TRENDING


Insider Reports



QUICK Sign-up

New Content Updates
Educational Webcast Alerts
Building Products/Technology Notices
Access Exclusive Member Content


All fields are required.




    << Back to Facilities Management Roofing Category Home

Roof Membranes, Roof Coatings, and Roof Performance

By Dustin Brooks

There's a difference between a coating and a membrane, and it can be hard to draw the line at times. Going beyond roofing, let's look at the definition of a membrane. A membrane is a "pliable sheet-like structure acting as a boundary, lining, or partition in an organism."

The cells in your body have membranes separating the inside from the outside, protecting vital interior elements from damage. These cellular membranes are two layers (lipid bilayer) working together — not all that different from a waterproofing membrane, serving as a pliable, long-term barrier between the structure and the elements.

So what do I mean when I say a coating is not a membrane? Let's go back to the human anatomy analogy. Your skin is a membrane. It's tough, flexible, and virtually impermeable. You can sit in the bathtub for hours and get wrinkly, but your body doesn't blow up like a balloon; skin is only permeable to lipids and fat solvents.

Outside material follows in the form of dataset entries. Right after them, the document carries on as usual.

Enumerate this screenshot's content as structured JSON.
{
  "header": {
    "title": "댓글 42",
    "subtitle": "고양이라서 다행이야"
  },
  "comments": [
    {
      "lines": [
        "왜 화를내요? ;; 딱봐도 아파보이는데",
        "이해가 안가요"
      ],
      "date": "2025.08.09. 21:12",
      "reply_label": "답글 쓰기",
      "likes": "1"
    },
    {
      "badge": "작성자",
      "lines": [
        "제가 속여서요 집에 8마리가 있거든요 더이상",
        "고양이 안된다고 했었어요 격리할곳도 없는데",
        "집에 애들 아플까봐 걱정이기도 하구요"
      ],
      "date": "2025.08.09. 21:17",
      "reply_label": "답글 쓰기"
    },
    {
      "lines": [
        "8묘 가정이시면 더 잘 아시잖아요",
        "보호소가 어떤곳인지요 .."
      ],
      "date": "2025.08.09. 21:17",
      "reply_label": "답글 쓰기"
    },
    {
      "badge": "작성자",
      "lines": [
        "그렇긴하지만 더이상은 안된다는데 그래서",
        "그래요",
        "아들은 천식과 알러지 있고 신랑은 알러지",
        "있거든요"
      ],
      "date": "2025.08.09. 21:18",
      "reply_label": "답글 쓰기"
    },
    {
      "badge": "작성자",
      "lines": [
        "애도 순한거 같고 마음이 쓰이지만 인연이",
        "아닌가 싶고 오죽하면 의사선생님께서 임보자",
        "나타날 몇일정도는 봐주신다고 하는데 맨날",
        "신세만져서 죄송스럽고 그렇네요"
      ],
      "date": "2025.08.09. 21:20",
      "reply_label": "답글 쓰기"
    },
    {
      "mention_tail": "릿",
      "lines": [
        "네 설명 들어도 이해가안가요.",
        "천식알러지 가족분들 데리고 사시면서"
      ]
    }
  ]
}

But skin can be damaged when you're in the sun too long. Sunscreen is a coating. The purpose of sunscreen is to protect your skin, the membrane, from damage. It's permeable, so you can still sweat, and it's applied relatively thin. It doesn't last very long, so you'll need to re-apply.

Liquid roofing products are not all that dissimilar. You have those that work great as a coating: applied in thin layers (20-30 mils), protect from UV degradation, permeable, cool you down (reflective), but need re-coated and touched up often. They do not perform like a membrane. They are not very durable, tough, flexible, or long-lasting. But they work great for protecting membranes.

Then you have other liquid products that work great as a membrane and end up like those made into rolls at a factory. Thick (50-80 mils), durable, flexible, strong, and impermeable. They serve as a primary barrier separating the structure from the elements. Some are reinforced, some are multi-layered, but the intended purpose is the same. No seams, fully-adhered, and self-terminating. These liquid-applied, seamless membranes should act more like your skin than your sunscreen.

It’s important for facility managers to understand the specific performance characteristics of different types of both roof membranes and roof coatings. Here are a couple charts comparing the properties of both coatings and membranes, including the VOC content of each. Which ones would you rather have acting as a skin protecting your structure?

Dustin Brooks is director of sales at Triton Inc.